## WHAT YOU HAVE TO DO
Filter the listing below down to the lines with the word "Source" and copy those.

## AVAILABLE DATA
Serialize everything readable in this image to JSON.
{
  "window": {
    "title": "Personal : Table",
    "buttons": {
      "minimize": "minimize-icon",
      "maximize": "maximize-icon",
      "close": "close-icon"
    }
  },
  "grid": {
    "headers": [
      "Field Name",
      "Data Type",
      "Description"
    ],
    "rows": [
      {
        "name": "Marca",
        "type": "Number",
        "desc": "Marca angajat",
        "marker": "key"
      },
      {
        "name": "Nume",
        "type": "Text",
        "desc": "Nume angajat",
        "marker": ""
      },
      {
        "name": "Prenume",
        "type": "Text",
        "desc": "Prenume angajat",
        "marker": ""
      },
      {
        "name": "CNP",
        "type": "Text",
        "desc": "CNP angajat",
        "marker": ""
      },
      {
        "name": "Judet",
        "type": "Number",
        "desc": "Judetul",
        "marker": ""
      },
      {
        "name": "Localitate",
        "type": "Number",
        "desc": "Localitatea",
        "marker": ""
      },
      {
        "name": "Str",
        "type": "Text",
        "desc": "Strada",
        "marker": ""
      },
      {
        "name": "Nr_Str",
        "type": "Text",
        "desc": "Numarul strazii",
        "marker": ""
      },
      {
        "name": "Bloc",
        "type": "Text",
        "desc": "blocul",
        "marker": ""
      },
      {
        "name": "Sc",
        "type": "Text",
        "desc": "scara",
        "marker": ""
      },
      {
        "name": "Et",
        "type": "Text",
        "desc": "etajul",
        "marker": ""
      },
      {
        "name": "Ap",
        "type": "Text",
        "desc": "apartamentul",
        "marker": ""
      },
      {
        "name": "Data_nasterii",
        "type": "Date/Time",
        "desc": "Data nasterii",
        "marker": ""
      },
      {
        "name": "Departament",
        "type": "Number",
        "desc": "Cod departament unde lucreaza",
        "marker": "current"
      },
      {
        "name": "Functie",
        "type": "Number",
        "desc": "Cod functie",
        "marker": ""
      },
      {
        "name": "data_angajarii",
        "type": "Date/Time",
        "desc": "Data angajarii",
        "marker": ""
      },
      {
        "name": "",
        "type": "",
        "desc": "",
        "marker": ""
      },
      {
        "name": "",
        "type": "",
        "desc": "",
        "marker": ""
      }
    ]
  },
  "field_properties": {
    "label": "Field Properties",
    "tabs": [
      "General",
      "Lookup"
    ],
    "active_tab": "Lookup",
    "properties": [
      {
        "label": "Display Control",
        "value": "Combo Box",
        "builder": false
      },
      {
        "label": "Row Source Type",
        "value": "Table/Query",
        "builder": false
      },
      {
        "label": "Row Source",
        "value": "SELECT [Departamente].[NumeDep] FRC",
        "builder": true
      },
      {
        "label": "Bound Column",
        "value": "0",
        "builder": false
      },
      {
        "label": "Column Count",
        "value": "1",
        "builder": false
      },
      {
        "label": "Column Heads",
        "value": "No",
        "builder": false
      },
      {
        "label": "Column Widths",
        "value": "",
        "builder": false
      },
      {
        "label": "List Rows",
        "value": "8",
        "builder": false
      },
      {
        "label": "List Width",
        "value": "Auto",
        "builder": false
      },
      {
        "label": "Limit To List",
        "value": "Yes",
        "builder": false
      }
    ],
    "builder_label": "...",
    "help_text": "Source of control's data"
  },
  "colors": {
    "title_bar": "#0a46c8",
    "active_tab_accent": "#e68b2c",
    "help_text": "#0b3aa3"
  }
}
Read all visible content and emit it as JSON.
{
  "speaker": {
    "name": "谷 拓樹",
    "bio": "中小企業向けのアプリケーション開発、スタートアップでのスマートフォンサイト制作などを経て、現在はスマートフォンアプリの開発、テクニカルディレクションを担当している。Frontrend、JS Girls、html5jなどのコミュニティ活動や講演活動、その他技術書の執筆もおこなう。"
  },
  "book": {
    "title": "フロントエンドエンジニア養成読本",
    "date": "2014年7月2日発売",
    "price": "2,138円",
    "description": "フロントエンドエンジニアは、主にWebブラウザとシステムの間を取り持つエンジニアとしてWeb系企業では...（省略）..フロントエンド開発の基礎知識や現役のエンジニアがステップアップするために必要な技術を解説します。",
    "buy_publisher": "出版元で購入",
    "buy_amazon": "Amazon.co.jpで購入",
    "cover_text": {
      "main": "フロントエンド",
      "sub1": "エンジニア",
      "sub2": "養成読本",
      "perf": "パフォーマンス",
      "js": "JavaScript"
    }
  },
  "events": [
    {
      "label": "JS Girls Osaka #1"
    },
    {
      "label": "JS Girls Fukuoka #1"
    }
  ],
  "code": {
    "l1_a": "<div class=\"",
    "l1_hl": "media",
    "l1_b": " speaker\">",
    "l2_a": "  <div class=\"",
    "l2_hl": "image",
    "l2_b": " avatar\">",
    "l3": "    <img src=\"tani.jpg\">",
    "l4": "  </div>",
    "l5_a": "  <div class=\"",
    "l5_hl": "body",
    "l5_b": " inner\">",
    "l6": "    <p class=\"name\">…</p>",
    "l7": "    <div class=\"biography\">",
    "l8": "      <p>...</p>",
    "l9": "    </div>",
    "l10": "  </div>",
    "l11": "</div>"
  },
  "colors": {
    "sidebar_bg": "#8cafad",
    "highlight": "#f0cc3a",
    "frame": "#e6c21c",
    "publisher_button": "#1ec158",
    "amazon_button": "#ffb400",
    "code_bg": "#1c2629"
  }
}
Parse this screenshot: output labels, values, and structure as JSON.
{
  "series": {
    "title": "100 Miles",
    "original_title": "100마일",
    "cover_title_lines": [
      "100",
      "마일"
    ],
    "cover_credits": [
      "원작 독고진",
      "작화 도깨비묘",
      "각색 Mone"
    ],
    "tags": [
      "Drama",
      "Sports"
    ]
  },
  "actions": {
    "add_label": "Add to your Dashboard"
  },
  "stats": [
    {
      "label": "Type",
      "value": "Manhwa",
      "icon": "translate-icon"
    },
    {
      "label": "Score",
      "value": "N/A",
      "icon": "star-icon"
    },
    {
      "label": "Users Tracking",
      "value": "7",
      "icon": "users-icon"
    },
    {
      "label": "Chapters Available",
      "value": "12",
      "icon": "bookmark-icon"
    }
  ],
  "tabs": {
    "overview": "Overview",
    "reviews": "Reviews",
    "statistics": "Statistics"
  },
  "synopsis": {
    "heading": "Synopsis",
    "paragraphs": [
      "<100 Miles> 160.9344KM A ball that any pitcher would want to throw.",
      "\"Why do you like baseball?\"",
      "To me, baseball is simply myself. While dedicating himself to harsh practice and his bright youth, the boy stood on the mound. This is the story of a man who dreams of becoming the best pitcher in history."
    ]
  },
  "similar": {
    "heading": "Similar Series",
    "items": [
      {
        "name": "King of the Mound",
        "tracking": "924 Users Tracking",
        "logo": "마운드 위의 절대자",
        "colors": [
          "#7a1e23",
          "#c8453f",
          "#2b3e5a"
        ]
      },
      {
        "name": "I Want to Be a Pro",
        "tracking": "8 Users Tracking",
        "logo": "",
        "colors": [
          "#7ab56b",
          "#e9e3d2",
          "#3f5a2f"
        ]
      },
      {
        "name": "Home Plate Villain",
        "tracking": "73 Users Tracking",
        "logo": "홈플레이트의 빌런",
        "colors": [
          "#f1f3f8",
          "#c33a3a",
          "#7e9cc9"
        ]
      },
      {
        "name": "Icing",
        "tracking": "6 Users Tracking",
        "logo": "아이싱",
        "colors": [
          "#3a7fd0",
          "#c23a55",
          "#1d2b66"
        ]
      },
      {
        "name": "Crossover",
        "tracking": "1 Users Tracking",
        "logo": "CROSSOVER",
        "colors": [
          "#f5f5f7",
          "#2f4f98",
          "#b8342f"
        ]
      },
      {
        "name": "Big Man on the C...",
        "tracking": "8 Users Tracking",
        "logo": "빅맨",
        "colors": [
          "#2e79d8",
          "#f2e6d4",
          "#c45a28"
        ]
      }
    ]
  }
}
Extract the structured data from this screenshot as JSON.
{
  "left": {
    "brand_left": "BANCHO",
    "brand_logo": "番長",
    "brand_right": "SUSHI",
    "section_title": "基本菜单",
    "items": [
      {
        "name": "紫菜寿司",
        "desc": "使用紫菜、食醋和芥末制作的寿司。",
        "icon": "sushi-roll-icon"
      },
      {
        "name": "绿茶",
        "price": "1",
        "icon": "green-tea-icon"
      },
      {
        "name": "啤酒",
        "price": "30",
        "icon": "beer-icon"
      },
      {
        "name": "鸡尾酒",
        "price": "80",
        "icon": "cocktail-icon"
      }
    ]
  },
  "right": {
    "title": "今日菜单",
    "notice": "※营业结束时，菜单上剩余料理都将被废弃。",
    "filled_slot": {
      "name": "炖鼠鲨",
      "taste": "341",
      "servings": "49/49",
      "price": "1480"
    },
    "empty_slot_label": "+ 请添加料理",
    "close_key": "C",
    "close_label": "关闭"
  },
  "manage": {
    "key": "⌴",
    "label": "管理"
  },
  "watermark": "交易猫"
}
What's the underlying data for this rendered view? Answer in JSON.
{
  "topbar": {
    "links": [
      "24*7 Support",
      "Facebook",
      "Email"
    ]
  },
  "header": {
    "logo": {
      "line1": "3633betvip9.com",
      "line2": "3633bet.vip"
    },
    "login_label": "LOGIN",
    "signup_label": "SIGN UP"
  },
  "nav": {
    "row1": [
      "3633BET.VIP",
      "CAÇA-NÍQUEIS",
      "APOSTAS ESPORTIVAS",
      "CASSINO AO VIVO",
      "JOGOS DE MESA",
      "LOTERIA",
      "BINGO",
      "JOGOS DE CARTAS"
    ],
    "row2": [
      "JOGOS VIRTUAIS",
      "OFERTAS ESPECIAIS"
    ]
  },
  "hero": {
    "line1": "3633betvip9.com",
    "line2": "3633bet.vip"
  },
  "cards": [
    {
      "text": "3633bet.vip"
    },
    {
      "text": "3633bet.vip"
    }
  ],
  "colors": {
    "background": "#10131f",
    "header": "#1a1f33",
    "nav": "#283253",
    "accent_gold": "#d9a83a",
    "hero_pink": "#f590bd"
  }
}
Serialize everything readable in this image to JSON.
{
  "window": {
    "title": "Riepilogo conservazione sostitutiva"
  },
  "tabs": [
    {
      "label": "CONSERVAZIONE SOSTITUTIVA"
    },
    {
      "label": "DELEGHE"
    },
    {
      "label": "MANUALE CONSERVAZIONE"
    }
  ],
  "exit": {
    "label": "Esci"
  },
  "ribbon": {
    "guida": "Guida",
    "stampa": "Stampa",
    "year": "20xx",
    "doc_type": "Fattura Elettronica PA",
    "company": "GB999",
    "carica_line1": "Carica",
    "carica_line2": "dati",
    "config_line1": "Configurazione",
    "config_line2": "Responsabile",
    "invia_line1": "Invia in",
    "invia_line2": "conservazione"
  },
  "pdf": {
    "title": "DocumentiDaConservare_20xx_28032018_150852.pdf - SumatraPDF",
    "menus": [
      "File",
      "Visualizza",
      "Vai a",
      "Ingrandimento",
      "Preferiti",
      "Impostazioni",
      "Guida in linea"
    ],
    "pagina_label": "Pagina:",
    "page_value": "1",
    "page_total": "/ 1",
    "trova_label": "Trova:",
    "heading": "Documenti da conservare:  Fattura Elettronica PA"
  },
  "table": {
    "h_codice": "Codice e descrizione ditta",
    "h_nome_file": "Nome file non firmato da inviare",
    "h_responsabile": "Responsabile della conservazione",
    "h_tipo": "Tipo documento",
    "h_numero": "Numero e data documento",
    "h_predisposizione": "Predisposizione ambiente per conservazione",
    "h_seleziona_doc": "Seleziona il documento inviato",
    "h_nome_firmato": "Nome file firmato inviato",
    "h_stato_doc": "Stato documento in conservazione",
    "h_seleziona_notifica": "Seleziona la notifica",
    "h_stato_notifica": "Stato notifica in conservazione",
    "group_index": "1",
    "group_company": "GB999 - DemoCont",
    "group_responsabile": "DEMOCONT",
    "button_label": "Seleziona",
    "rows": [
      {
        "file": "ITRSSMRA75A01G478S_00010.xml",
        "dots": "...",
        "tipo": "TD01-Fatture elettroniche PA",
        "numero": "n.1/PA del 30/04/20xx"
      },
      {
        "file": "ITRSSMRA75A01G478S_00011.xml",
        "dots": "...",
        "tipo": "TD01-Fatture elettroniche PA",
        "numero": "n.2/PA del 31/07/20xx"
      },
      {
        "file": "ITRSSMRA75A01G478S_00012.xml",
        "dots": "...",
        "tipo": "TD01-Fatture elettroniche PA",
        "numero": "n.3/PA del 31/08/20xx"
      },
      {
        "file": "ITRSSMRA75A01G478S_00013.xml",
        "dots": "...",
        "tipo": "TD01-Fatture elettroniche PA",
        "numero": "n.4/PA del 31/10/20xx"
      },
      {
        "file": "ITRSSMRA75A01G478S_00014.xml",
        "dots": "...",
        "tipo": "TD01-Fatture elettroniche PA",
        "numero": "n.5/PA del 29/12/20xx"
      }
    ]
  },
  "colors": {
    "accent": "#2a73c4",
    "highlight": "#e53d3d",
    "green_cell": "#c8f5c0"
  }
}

## RESULT OF THIS TASK
        "label": "Row Source Type",
        "label": "Row Source",
    "help_text": "Source of control's data"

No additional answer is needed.